    Newer cartridges with 30deg shoulders are more reloader friendly.
    These also do not set back in HS on primer firing. The price(there always is)? They cannot be counted on to self-center on firing in chambers with excess clearances, and when loaded TIR is high.
    So they are way easier to make and maintain with precision, but also need to be (less forgiving).

    It's not easy to see brass gripping walls whether front-to-back, or back-to-front, until measuring variances from fully fire-formed.

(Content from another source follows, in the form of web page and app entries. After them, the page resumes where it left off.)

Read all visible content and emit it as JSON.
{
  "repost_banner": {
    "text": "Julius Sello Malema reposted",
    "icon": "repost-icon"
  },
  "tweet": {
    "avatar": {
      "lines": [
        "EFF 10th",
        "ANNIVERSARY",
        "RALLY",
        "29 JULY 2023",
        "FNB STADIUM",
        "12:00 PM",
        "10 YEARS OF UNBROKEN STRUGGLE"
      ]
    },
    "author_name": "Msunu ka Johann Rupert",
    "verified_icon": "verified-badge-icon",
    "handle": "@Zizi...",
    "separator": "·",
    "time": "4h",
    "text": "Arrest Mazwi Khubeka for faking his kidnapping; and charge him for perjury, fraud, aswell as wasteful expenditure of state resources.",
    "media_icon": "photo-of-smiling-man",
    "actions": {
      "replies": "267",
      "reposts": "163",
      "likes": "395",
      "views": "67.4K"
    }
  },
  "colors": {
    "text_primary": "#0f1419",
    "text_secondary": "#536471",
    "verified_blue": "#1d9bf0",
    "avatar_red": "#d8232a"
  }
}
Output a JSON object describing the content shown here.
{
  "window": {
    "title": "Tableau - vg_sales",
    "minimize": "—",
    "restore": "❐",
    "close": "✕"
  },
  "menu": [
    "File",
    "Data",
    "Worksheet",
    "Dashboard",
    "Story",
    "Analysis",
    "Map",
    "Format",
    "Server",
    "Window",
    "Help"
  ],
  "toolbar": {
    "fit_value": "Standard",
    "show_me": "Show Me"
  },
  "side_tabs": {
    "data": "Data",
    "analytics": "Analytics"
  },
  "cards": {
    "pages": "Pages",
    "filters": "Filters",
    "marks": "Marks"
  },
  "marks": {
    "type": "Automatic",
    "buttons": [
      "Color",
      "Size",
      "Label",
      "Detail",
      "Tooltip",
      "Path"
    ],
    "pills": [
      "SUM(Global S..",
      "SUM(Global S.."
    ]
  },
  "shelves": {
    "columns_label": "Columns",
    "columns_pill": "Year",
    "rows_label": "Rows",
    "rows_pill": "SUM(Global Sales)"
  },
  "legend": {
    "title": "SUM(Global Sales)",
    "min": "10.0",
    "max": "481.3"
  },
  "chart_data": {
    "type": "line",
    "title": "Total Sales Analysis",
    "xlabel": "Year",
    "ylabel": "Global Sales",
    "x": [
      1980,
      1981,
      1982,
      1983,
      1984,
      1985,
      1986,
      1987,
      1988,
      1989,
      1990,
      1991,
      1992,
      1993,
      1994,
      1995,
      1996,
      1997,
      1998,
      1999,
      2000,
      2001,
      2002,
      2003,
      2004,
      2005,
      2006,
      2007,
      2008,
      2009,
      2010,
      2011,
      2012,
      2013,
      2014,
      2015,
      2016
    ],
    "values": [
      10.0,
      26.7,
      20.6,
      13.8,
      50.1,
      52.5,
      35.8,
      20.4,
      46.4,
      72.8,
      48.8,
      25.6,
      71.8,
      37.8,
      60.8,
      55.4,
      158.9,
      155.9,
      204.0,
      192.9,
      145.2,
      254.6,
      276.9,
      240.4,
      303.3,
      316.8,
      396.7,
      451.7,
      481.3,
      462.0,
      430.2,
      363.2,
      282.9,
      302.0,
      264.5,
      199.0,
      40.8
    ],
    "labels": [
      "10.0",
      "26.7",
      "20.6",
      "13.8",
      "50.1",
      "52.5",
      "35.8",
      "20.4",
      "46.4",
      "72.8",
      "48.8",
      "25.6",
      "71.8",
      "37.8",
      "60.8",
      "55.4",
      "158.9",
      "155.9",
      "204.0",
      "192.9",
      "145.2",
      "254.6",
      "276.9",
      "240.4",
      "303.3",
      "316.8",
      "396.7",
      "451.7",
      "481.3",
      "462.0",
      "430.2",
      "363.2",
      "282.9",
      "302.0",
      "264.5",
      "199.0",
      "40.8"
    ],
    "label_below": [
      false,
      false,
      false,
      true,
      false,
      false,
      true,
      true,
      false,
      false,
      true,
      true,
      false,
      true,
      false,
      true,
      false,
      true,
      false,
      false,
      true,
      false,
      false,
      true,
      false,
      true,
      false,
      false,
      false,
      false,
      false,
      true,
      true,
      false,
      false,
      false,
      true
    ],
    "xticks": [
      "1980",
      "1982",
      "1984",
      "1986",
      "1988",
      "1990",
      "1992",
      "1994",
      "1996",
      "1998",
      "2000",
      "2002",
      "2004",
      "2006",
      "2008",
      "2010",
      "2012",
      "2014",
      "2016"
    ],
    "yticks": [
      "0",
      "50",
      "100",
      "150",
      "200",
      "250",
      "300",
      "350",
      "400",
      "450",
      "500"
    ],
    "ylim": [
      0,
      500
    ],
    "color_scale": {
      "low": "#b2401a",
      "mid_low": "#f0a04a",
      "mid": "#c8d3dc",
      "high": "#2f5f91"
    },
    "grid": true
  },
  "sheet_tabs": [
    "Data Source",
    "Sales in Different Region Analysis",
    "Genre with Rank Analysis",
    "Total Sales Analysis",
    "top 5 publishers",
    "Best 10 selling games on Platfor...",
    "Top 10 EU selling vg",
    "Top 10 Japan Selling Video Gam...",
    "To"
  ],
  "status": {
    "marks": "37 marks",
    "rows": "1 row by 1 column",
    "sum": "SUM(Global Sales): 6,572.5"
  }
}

I imagine this dynamic again changes with case design & headspacing system.
    I know with fully FF'd cases of modern design, having very high shoulder angles and very low body taper, normal load pressures, enough barrel steel around chamber, and held within normal springback for clearances, no dimensions yield and sizing is no longer required at all.
    This is where I like to be.